• _Exercise directions_: Output the records below in full, word for word; pictures do not belong in it.

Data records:
+---+

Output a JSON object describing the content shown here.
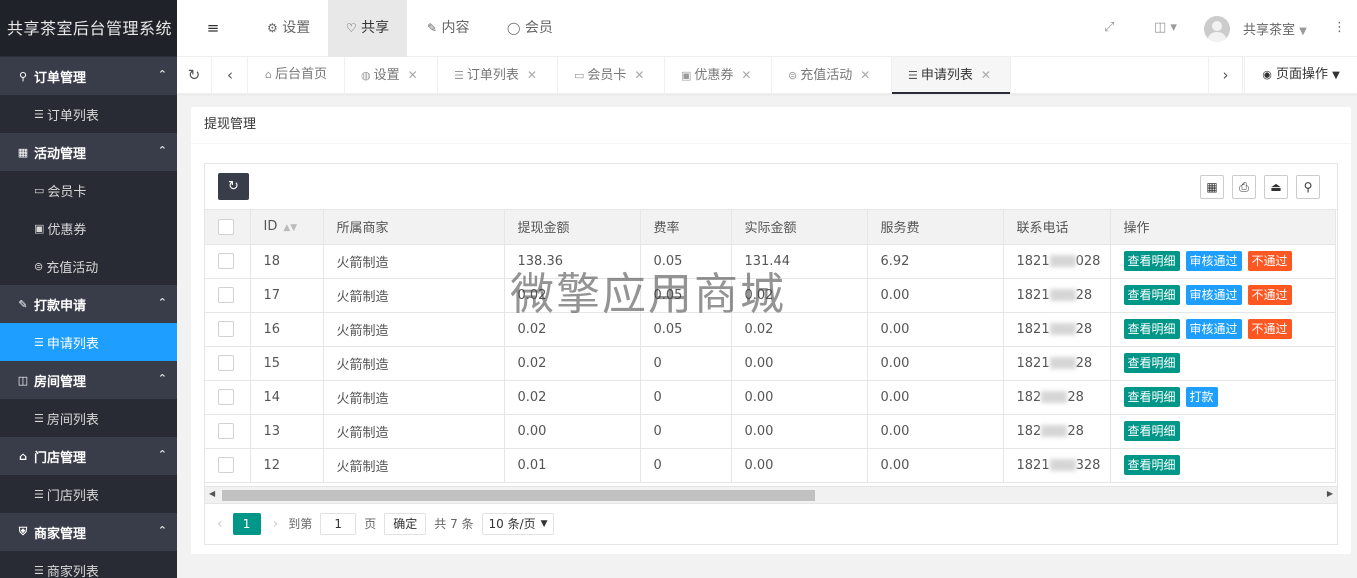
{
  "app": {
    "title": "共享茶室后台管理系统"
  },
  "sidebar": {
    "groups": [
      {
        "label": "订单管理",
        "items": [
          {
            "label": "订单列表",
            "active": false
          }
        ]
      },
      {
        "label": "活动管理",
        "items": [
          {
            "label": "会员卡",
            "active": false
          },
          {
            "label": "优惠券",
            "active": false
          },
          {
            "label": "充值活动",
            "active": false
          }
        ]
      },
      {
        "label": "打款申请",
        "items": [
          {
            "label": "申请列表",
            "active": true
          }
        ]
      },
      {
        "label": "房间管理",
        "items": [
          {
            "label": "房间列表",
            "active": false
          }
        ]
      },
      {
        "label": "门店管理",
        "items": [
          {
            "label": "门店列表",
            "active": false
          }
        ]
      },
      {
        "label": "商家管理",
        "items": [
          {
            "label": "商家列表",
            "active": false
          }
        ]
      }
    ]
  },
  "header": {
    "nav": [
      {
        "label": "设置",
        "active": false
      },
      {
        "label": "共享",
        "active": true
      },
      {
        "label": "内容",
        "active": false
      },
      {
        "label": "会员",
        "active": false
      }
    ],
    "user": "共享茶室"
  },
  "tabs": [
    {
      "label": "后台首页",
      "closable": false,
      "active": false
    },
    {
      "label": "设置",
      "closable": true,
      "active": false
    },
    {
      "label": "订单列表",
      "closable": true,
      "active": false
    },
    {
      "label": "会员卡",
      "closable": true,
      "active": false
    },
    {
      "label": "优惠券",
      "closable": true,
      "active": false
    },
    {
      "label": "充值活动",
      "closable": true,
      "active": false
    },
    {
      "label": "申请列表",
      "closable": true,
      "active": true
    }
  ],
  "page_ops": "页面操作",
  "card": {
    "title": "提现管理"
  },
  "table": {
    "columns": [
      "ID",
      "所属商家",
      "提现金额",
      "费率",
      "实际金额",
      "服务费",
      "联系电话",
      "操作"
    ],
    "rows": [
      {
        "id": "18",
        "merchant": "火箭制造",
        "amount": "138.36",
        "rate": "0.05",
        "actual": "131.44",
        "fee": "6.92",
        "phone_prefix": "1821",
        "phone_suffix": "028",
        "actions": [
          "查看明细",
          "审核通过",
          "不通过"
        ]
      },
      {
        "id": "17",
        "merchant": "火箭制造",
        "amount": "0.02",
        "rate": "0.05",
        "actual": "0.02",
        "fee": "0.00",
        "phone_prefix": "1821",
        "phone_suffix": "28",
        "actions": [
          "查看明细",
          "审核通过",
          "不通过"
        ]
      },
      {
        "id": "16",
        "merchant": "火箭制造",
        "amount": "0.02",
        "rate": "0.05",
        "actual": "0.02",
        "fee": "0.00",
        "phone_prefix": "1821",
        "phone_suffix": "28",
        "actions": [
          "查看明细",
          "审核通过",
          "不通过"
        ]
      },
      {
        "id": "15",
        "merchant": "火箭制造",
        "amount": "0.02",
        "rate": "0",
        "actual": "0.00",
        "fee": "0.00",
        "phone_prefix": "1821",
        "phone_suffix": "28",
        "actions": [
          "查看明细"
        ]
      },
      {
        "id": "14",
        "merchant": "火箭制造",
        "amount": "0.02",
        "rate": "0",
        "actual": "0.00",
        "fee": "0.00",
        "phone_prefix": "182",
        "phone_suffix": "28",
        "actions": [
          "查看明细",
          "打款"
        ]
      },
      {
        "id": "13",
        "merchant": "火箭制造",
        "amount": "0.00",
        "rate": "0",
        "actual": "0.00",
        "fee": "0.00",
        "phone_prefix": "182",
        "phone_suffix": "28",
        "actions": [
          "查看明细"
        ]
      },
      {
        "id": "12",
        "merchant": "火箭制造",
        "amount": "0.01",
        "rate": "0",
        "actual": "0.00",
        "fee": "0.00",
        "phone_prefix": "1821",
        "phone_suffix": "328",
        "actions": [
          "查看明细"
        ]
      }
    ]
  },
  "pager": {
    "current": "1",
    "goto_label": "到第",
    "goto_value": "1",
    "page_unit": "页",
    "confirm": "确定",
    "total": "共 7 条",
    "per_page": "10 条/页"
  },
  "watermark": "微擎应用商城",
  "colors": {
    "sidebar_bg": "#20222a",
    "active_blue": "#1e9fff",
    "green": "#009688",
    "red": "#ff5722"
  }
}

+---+

• _Response_:
Output a JSON object describing the content shown here.
{
  "app": {
    "title": "共享茶室后台管理系统"
  },
  "sidebar": {
    "groups": [
      {
        "label": "订单管理",
        "items": [
          {
            "label": "订单列表",
            "active": false
          }
        ]
      },
      {
        "label": "活动管理",
        "items": [
          {
            "label": "会员卡",
            "active": false
          },
          {
            "label": "优惠券",
            "active": false
          },
          {
            "label": "充值活动",
            "active": false
          }
        ]
      },
      {
        "label": "打款申请",
        "items": [
          {
            "label": "申请列表",
            "active": true
          }
        ]
      },
      {
        "label": "房间管理",
        "items": [
          {
            "label": "房间列表",
            "active": false
          }
        ]
      },
      {
        "label": "门店管理",
        "items": [
          {
            "label": "门店列表",
            "active": false
          }
        ]
      },
      {
        "label": "商家管理",
        "items": [
          {
            "label": "商家列表",
            "active": false
          }
        ]
      }
    ]
  },
  "header": {
    "nav": [
      {
        "label": "设置",
        "active": false
      },
      {
        "label": "共享",
        "active": true
      },
      {
        "label": "内容",
        "active": false
      },
      {
        "label": "会员",
        "active": false
      }
    ],
    "user": "共享茶室"
  },
  "tabs": [
    {
      "label": "后台首页",
      "closable": false,
      "active": false
    },
    {
      "label": "设置",
      "closable": true,
      "active": false
    },
    {
      "label": "订单列表",
      "closable": true,
      "active": false
    },
    {
      "label": "会员卡",
      "closable": true,
      "active": false
    },
    {
      "label": "优惠券",
      "closable": true,
      "active": false
    },
    {
      "label": "充值活动",
      "closable": true,
      "active": false
    },
    {
      "label": "申请列表",
      "closable": true,
      "active": true
    }
  ],
  "page_ops": "页面操作",
  "card": {
    "title": "提现管理"
  },
  "table": {
    "columns": [
      "ID",
      "所属商家",
      "提现金额",
      "费率",
      "实际金额",
      "服务费",
      "联系电话",
      "操作"
    ],
    "rows": [
      {
        "id": "18",
        "merchant": "火箭制造",
        "amount": "138.36",
        "rate": "0.05",
        "actual": "131.44",
        "fee": "6.92",
        "phone_prefix": "1821",
        "phone_suffix": "028",
        "actions": [
          "查看明细",
          "审核通过",
          "不通过"
        ]
      },
      {
        "id": "17",
        "merchant": "火箭制造",
        "amount": "0.02",
        "rate": "0.05",
        "actual": "0.02",
        "fee": "0.00",
        "phone_prefix": "1821",
        "phone_suffix": "28",
        "actions": [
          "查看明细",
          "审核通过",
          "不通过"
        ]
      },
      {
        "id": "16",
        "merchant": "火箭制造",
        "amount": "0.02",
        "rate": "0.05",
        "actual": "0.02",
        "fee": "0.00",
        "phone_prefix": "1821",
        "phone_suffix": "28",
        "actions": [
          "查看明细",
          "审核通过",
          "不通过"
        ]
      },
      {
        "id": "15",
        "merchant": "火箭制造",
        "amount": "0.02",
        "rate": "0",
        "actual": "0.00",
        "fee": "0.00",
        "phone_prefix": "1821",
        "phone_suffix": "28",
        "actions": [
          "查看明细"
        ]
      },
      {
        "id": "14",
        "merchant": "火箭制造",
        "amount": "0.02",
        "rate": "0",
        "actual": "0.00",
        "fee": "0.00",
        "phone_prefix": "182",
        "phone_suffix": "28",
        "actions": [
          "查看明细",
          "打款"
        ]
      },
      {
        "id": "13",
        "merchant": "火箭制造",
        "amount": "0.00",
        "rate": "0",
        "actual": "0.00",
        "fee": "0.00",
        "phone_prefix": "182",
        "phone_suffix": "28",
        "actions": [
          "查看明细"
        ]
      },
      {
        "id": "12",
        "merchant": "火箭制造",
        "amount": "0.01",
        "rate": "0",
        "actual": "0.00",
        "fee": "0.00",
        "phone_prefix": "1821",
        "phone_suffix": "328",
        "actions": [
          "查看明细"
        ]
      }
    ]
  },
  "pager": {
    "current": "1",
    "goto_label": "到第",
    "goto_value": "1",
    "page_unit": "页",
    "confirm": "确定",
    "total": "共 7 条",
    "per_page": "10 条/页"
  },
  "watermark": "微擎应用商城",
  "colors": {
    "sidebar_bg": "#20222a",
    "active_blue": "#1e9fff",
    "green": "#009688",
    "red": "#ff5722"
  }
}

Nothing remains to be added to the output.